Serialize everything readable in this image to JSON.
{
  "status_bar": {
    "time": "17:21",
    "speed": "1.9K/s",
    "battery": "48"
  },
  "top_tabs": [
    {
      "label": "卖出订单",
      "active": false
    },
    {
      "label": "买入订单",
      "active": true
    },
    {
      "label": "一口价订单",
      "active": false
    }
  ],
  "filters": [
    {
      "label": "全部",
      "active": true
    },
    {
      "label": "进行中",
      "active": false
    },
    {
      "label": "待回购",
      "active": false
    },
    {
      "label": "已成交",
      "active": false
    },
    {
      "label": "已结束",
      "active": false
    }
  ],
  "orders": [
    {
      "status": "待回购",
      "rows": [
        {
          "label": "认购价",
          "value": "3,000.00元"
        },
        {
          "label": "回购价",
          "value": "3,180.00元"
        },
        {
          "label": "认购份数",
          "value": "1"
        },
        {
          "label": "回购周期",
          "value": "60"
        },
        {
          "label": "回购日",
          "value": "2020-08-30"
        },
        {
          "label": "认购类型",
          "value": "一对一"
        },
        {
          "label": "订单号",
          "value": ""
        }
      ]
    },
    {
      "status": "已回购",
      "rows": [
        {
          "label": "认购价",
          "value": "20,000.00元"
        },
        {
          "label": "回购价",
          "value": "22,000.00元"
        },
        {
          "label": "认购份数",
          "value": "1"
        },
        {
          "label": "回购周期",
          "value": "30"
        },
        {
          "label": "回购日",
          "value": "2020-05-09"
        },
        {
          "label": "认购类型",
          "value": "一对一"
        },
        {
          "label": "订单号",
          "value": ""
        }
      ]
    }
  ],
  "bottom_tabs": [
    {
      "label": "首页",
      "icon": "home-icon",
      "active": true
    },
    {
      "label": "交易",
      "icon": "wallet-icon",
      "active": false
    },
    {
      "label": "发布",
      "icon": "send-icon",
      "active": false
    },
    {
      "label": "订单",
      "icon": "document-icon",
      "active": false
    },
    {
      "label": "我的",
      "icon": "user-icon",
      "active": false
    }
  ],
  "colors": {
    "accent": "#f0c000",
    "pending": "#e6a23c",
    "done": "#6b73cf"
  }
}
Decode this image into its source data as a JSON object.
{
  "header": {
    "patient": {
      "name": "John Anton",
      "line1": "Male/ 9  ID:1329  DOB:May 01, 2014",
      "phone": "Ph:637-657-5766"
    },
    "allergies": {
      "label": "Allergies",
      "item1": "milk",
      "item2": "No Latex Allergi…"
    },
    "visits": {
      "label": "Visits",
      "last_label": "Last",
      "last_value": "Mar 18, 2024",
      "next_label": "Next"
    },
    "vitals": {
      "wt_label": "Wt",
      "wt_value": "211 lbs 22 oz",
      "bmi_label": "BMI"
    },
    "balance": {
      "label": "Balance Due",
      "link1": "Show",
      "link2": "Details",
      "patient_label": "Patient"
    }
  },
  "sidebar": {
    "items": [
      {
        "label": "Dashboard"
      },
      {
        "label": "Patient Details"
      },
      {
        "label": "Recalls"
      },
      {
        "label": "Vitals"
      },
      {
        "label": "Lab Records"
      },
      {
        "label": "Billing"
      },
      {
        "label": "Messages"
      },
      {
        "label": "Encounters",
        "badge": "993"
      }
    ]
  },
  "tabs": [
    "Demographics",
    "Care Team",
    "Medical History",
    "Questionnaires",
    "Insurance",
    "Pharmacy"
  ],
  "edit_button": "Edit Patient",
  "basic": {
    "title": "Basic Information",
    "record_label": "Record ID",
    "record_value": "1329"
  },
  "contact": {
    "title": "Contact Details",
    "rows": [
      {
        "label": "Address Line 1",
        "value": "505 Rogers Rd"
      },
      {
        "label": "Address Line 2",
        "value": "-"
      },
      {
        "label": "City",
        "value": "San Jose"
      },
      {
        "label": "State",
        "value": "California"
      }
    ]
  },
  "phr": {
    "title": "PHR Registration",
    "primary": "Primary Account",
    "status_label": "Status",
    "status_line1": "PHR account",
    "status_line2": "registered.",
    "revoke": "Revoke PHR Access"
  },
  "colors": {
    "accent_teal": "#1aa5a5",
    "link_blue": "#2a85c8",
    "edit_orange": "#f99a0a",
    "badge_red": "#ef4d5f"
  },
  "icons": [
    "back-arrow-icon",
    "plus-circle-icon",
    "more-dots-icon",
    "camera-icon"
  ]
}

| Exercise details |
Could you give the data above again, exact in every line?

| Expected answer |
Serialize everything readable in this image to JSON.
{
  "status_bar": {
    "time": "17:21",
    "speed": "1.9K/s",
    "battery": "48"
  },
  "top_tabs": [
    {
      "label": "卖出订单",
      "active": false
    },
    {
      "label": "买入订单",
      "active": true
    },
    {
      "label": "一口价订单",
      "active": false
    }
  ],
  "filters": [
    {
      "label": "全部",
      "active": true
    },
    {
      "label": "进行中",
      "active": false
    },
    {
      "label": "待回购",
      "active": false
    },
    {
      "label": "已成交",
      "active": false
    },
    {
      "label": "已结束",
      "active": false
    }
  ],
  "orders": [
    {
      "status": "待回购",
      "rows": [
        {
          "label": "认购价",
          "value": "3,000.00元"
        },
        {
          "label": "回购价",
          "value": "3,180.00元"
        },
        {
          "label": "认购份数",
          "value": "1"
        },
        {
          "label": "回购周期",
          "value": "60"
        },
        {
          "label": "回购日",
          "value": "2020-08-30"
        },
        {
          "label": "认购类型",
          "value": "一对一"
        },
        {
          "label": "订单号",
          "value": ""
        }
      ]
    },
    {
      "status": "已回购",
      "rows": [
        {
          "label": "认购价",
          "value": "20,000.00元"
        },
        {
          "label": "回购价",
          "value": "22,000.00元"
        },
        {
          "label": "认购份数",
          "value": "1"
        },
        {
          "label": "回购周期",
          "value": "30"
        },
        {
          "label": "回购日",
          "value": "2020-05-09"
        },
        {
          "label": "认购类型",
          "value": "一对一"
        },
        {
          "label": "订单号",
          "value": ""
        }
      ]
    }
  ],
  "bottom_tabs": [
    {
      "label": "首页",
      "icon": "home-icon",
      "active": true
    },
    {
      "label": "交易",
      "icon": "wallet-icon",
      "active": false
    },
    {
      "label": "发布",
      "icon": "send-icon",
      "active": false
    },
    {
      "label": "订单",
      "icon": "document-icon",
      "active": false
    },
    {
      "label": "我的",
      "icon": "user-icon",
      "active": false
    }
  ],
  "colors": {
    "accent": "#f0c000",
    "pending": "#e6a23c",
    "done": "#6b73cf"
  }
}
Decode this image into its source data as a JSON object.
{
  "header": {
    "patient": {
      "name": "John Anton",
      "line1": "Male/ 9  ID:1329  DOB:May 01, 2014",
      "phone": "Ph:637-657-5766"
    },
    "allergies": {
      "label": "Allergies",
      "item1": "milk",
      "item2": "No Latex Allergi…"
    },
    "visits": {
      "label": "Visits",
      "last_label": "Last",
      "last_value": "Mar 18, 2024",
      "next_label": "Next"
    },
    "vitals": {
      "wt_label": "Wt",
      "wt_value": "211 lbs 22 oz",
      "bmi_label": "BMI"
    },
    "balance": {
      "label": "Balance Due",
      "link1": "Show",
      "link2": "Details",
      "patient_label": "Patient"
    }
  },
  "sidebar": {
    "items": [
      {
        "label": "Dashboard"
      },
      {
        "label": "Patient Details"
      },
      {
        "label": "Recalls"
      },
      {
        "label": "Vitals"
      },
      {
        "label": "Lab Records"
      },
      {
        "label": "Billing"
      },
      {
        "label": "Messages"
      },
      {
        "label": "Encounters",
        "badge": "993"
      }
    ]
  },
  "tabs": [
    "Demographics",
    "Care Team",
    "Medical History",
    "Questionnaires",
    "Insurance",
    "Pharmacy"
  ],
  "edit_button": "Edit Patient",
  "basic": {
    "title": "Basic Information",
    "record_label": "Record ID",
    "record_value": "1329"
  },
  "contact": {
    "title": "Contact Details",
    "rows": [
      {
        "label": "Address Line 1",
        "value": "505 Rogers Rd"
      },
      {
        "label": "Address Line 2",
        "value": "-"
      },
      {
        "label": "City",
        "value": "San Jose"
      },
      {
        "label": "State",
        "value": "California"
      }
    ]
  },
  "phr": {
    "title": "PHR Registration",
    "primary": "Primary Account",
    "status_label": "Status",
    "status_line1": "PHR account",
    "status_line2": "registered.",
    "revoke": "Revoke PHR Access"
  },
  "colors": {
    "accent_teal": "#1aa5a5",
    "link_blue": "#2a85c8",
    "edit_orange": "#f99a0a",
    "badge_red": "#ef4d5f"
  },
  "icons": [
    "back-arrow-icon",
    "plus-circle-icon",
    "more-dots-icon",
    "camera-icon"
  ]
}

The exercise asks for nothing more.